“ Dear Sir:-I have the honor to acknowledge the receipt of your communication of the 12th inst., in which you request me to issue orders to the commanding officers to grant J. D. and F. M. Kiely, two drafted British subjects, residents of Rome, Ga., leave to quit the State and to remain unmolested in Rome thirty days to settle their affairs in that city. This permis. sion will be cheerfully granted upon the production to me of sufficient evidence that the persons named are British subjects.
“ By an ordinance of the convention of this State, representing her people and her sovereignty, passed on the 16th day of March, 1861, it is declared :
" That all white persons resident in this State at the time of the secession of the State from the United States with the bona fide intention of making it the place of their permanent abode, shall be considered as citizens of this State without reference to their place of birth; provided, that any person not born in this State can exempt him or herself from the operation of this ordinance by a declaration in any court of record in the State, within three months from this date, that he or she does not wish to be considered a citizen of this State.'
“ The ordinance of secession referred to in the above quotation was passed on the 19th day of January, 1861.

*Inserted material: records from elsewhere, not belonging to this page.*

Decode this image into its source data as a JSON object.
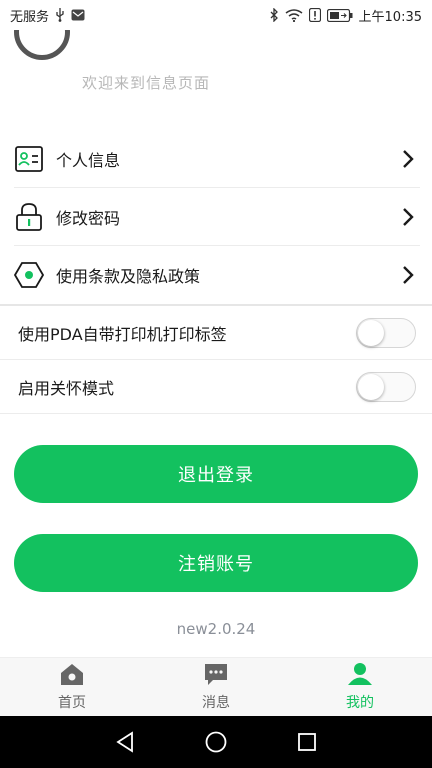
{
  "status_bar": {
    "carrier": "无服务",
    "time": "上午10:35",
    "icons": [
      "usb-icon",
      "mail-icon",
      "bluetooth-icon",
      "wifi-icon",
      "alert-icon",
      "battery-icon"
    ]
  },
  "header": {
    "welcome": "欢迎来到信息页面"
  },
  "menu": {
    "items": [
      {
        "label": "个人信息",
        "icon": "id-card-icon"
      },
      {
        "label": "修改密码",
        "icon": "lock-icon"
      },
      {
        "label": "使用条款及隐私政策",
        "icon": "policy-icon"
      }
    ]
  },
  "settings": {
    "items": [
      {
        "label": "使用PDA自带打印机打印标签",
        "enabled": false
      },
      {
        "label": "启用关怀模式",
        "enabled": false
      }
    ]
  },
  "actions": {
    "logout": "退出登录",
    "cancel_account": "注销账号"
  },
  "version": "new2.0.24",
  "bottom_nav": {
    "items": [
      {
        "label": "首页",
        "icon": "home-icon",
        "active": false
      },
      {
        "label": "消息",
        "icon": "message-icon",
        "active": false
      },
      {
        "label": "我的",
        "icon": "profile-icon",
        "active": true
      }
    ]
  },
  "colors": {
    "accent": "#13c15f",
    "text": "#1a1a1a",
    "muted": "#8a8f98"
  }
}
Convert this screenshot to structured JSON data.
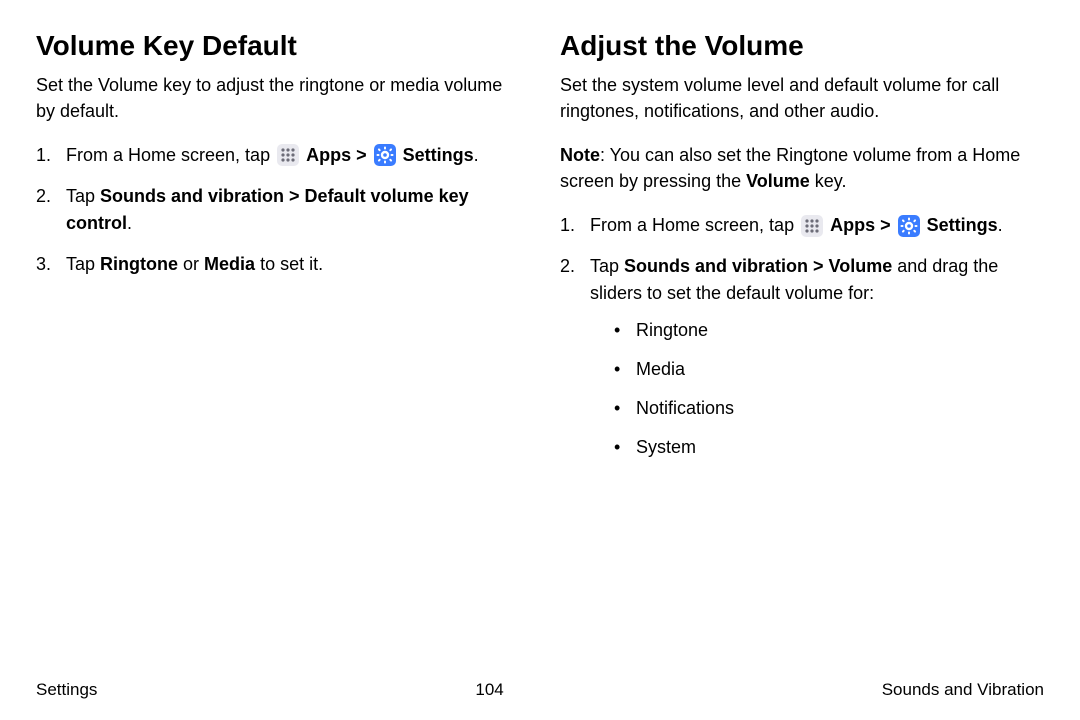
{
  "left": {
    "heading": "Volume Key Default",
    "intro": "Set the Volume key to adjust the ringtone or media volume by default.",
    "step1_pre": "From a Home screen, tap ",
    "apps_label": "Apps",
    "settings_label": "Settings",
    "sep": " > ",
    "period": ".",
    "step2_pre": "Tap ",
    "step2_bold": "Sounds and vibration > Default volume key control",
    "step3_pre": "Tap ",
    "step3_b1": "Ringtone",
    "step3_mid": " or ",
    "step3_b2": "Media",
    "step3_post": " to set it."
  },
  "right": {
    "heading": "Adjust the Volume",
    "intro": "Set the system volume level and default volume for call ringtones, notifications, and other audio.",
    "note_bold": "Note",
    "note_rest1": ": You can also set the Ringtone volume from a Home screen by pressing the ",
    "note_bold2": "Volume",
    "note_rest2": " key.",
    "step1_pre": "From a Home screen, tap ",
    "apps_label": "Apps",
    "settings_label": "Settings",
    "sep": " > ",
    "period": ".",
    "step2_pre": "Tap ",
    "step2_bold": "Sounds and vibration > Volume",
    "step2_post": " and drag the sliders to set the default volume for:",
    "bullets": {
      "b0": "Ringtone",
      "b1": "Media",
      "b2": "Notifications",
      "b3": "System"
    }
  },
  "footer": {
    "left": "Settings",
    "center": "104",
    "right": "Sounds and Vibration"
  }
}
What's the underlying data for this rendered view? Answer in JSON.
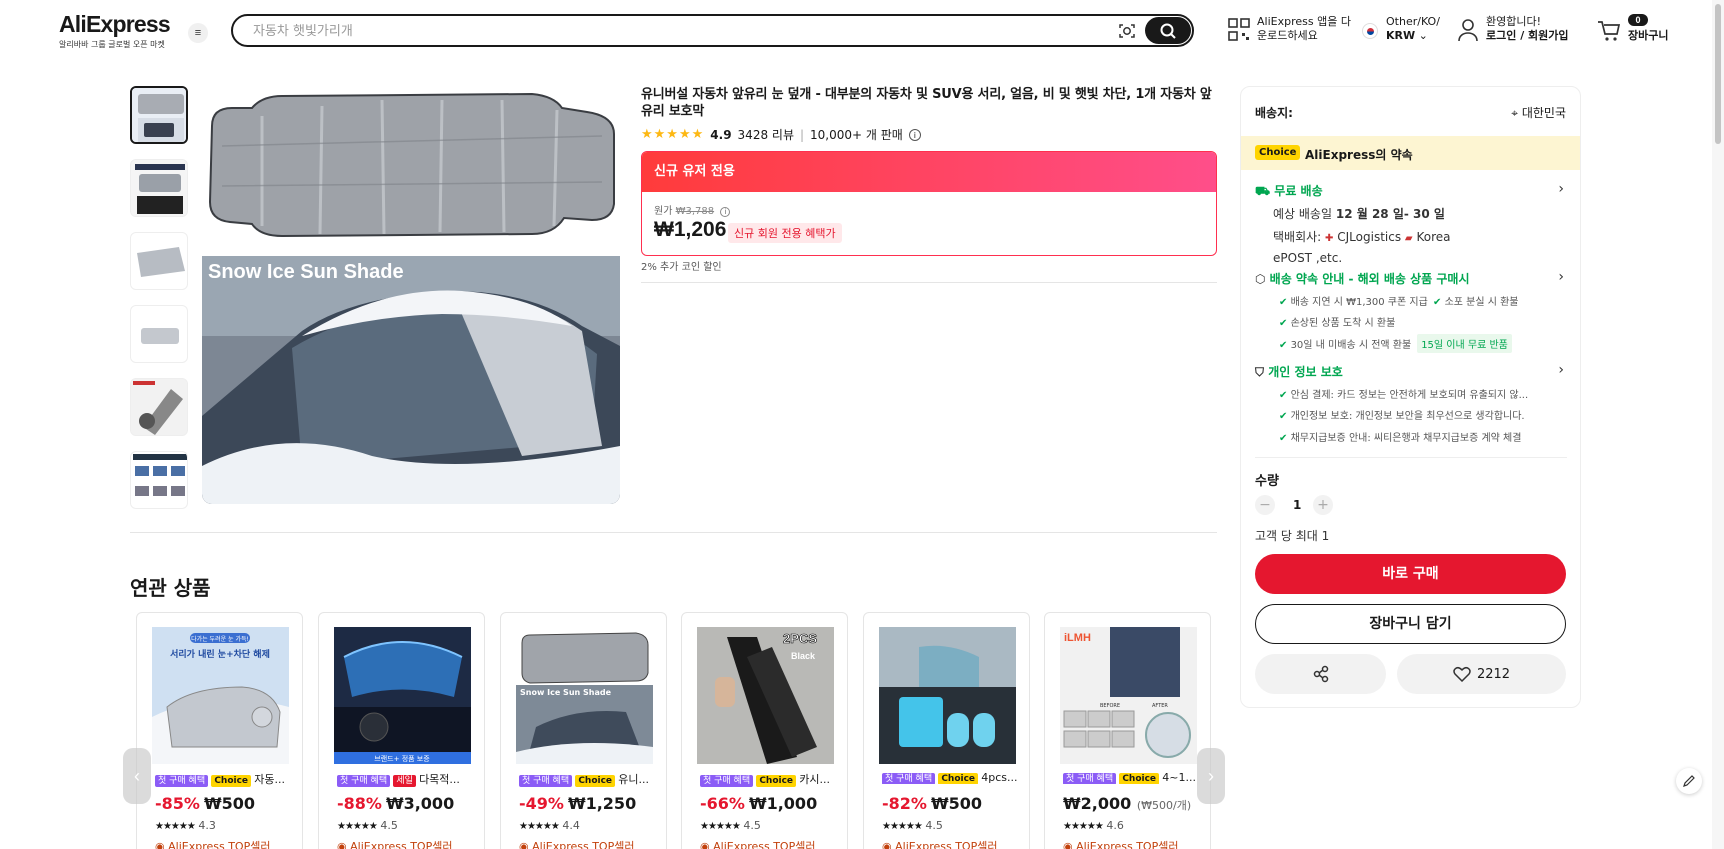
{
  "header": {
    "logo": "AliExpress",
    "logo_sub": "알리바바 그룹 글로벌 오픈 마켓",
    "search_placeholder": "자동차 햇빛가리개",
    "app_line1": "AliExpress 앱을 다",
    "app_line2": "운로드하세요",
    "locale_line1": "Other/KO/",
    "locale_line2": "KRW",
    "account_line1": "환영합니다!",
    "account_line2": "로그인 / 회원가입",
    "cart_count": "0",
    "cart_label": "장바구니"
  },
  "product": {
    "title": "유니버설 자동차 앞유리 눈 덮개 - 대부분의 자동차 및 SUV용 서리, 얼음, 비 및 햇빛 차단, 1개 자동차 앞유리 보호막",
    "rating": "4.9",
    "reviews": "3428 리뷰",
    "sold": "10,000+ 개 판매",
    "image_caption": "Snow Ice Sun Shade",
    "promo_head": "신규 유저 전용",
    "orig_label": "원가",
    "orig_price": "₩3,788",
    "price": "₩1,206",
    "new_badge": "신규 회원 전용 혜택가",
    "coin_text": "2% 추가 코인 할인"
  },
  "panel": {
    "ship_to_label": "배송지:",
    "ship_country": "대한민국",
    "choice_tag": "Choice",
    "choice_text": "AliExpress의 약속",
    "free_ship": "무료 배송",
    "eta_prefix": "예상 배송일",
    "eta": "12 월 28 일- 30 일",
    "carrier_prefix": "택배회사:",
    "carrier1": "CJLogistics",
    "carrier2": "Korea",
    "carrier_line2": "ePOST ,etc.",
    "guarantee_title": "배송 약속 안내 - 해외 배송 상품 구매시",
    "g1": "배송 지연 시 ₩1,300 쿠폰 지급",
    "g2": "소포 분실 시 환불",
    "g3": "손상된 상품 도착 시 환불",
    "g4": "30일 내 미배송 시 전액 환불",
    "g4_tag": "15일 이내 무료 반품",
    "privacy_title": "개인 정보 보호",
    "p1": "안심 결제: 카드 정보는 안전하게 보호되며 유출되지 않...",
    "p2": "개인정보 보호: 개인정보 보안을 최우선으로 생각합니다.",
    "p3": "채무지급보증 안내: 씨티은행과 채무지급보증 계약 체결",
    "qty_label": "수량",
    "qty_minus": "−",
    "qty_value": "1",
    "qty_plus": "+",
    "qty_max": "고객 당 최대 1",
    "buy_label": "바로 구매",
    "cart_label": "장바구니 담기",
    "wish_count": "2212"
  },
  "related": {
    "title": "연관 상품",
    "items": [
      {
        "tag1": "첫 구매 혜택",
        "tag2": "Choice",
        "name": "자동...",
        "discount": "-85%",
        "price": "₩500",
        "unit": "",
        "rating": "4.3",
        "seller": "AliExpress TOP셀러"
      },
      {
        "tag1": "첫 구매 혜택",
        "tag2": "세일",
        "name": "다목적...",
        "discount": "-88%",
        "price": "₩3,000",
        "unit": "",
        "rating": "4.5",
        "seller": "AliExpress TOP셀러"
      },
      {
        "tag1": "첫 구매 혜택",
        "tag2": "Choice",
        "name": "유니...",
        "discount": "-49%",
        "price": "₩1,250",
        "unit": "",
        "rating": "4.4",
        "seller": "AliExpress TOP셀러"
      },
      {
        "tag1": "첫 구매 혜택",
        "tag2": "Choice",
        "name": "카시...",
        "discount": "-66%",
        "price": "₩1,000",
        "unit": "",
        "rating": "4.5",
        "seller": "AliExpress TOP셀러"
      },
      {
        "tag1": "첫 구매 혜택",
        "tag2": "Choice",
        "name": "4pcs...",
        "discount": "-82%",
        "price": "₩500",
        "unit": "",
        "rating": "4.5",
        "seller": "AliExpress TOP셀러"
      },
      {
        "tag1": "첫 구매 혜택",
        "tag2": "Choice",
        "name": "4~1...",
        "discount": "",
        "price": "₩2,000",
        "unit": "(₩500/개)",
        "rating": "4.6",
        "seller": "AliExpress TOP셀러"
      }
    ],
    "card2_banner": "브랜드+ 정품 보증",
    "card4_badge1": "2PCS",
    "card4_badge2": "Black",
    "card1_line1": "다가는 두려운 눈 가득!",
    "card1_line2": "서리가 내린 눈+차단 해제",
    "card3_caption": "Snow Ice Sun Shade",
    "card6_logo": "iLMH",
    "card6_before": "BEFORE",
    "card6_after": "AFTER"
  },
  "colors": {
    "accent": "#e5172f",
    "choice": "#ffd400",
    "green": "#00a650"
  }
}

“If the Messrs. Kiely were resident in this State on the 19th day of January, 1861, and did not file their declaration in a court of record in this State within three months from the 16th day of March, 1861, that they did not wish to become citizens of this State, they accepted the privileges and obligations of citizenship offered them by the State and ceased to be British subjects, and are consequently not entitled to the leave to quit the State for which you ask under my letter of 26th ult. If, however, they became residents of this State at any time since the 19th day of January, 1861, or, if they were then residents and filed their declaration as required by the ordinance, within three months after the 16th day of March, 1861, they will be allowed the thirty days to arrange their affairs as you request, and permitted to depart from the State at the expiration of that term. “With high consideration, I am, very respectfully,
. Your obedient servant,
"Joseph E. BROWN."
RECONSTRUCTION OF GEORGIA. The surrender of the Confederate armies, and consequently the forces of this State; the arrest and imprisonment of the Governor, and consequent cessation of all civil authority; and the substitution of military government over the State for the time being,-left the people without government or legal protection, except the will of local military commanders and their subalterns.
The President of the United States, Abraham Lincoln, had been assassinated. The Vice-President, Andrew Johnson of Tennessee—a southern Democrat, who had joined our enemies in the struggle—was by that sudden, ill-advised, and unfortunate murder, invested with the executive power of the Union, just as the last, expiring efforts of the remnant of Confederate powers were being made, and as the banners that had waved so often in triumph were being lowered, never to rise again.
President Johnson had been selected from the South, while hostilities were progressing, and given the second office of honor in the Union, as a reward of his fidelity to the Union, and opposition to his own State and to the South, and his supposed power of disintegration and division among our own people. When the executive power was thus suddenly devolved on him, he chose to follow the policy that gave him power, by conferring power and honor on men who had stood opposed to our
He selected and appointed as provisional governor of Georgia, Honorable James Johnson of Columbus, Geor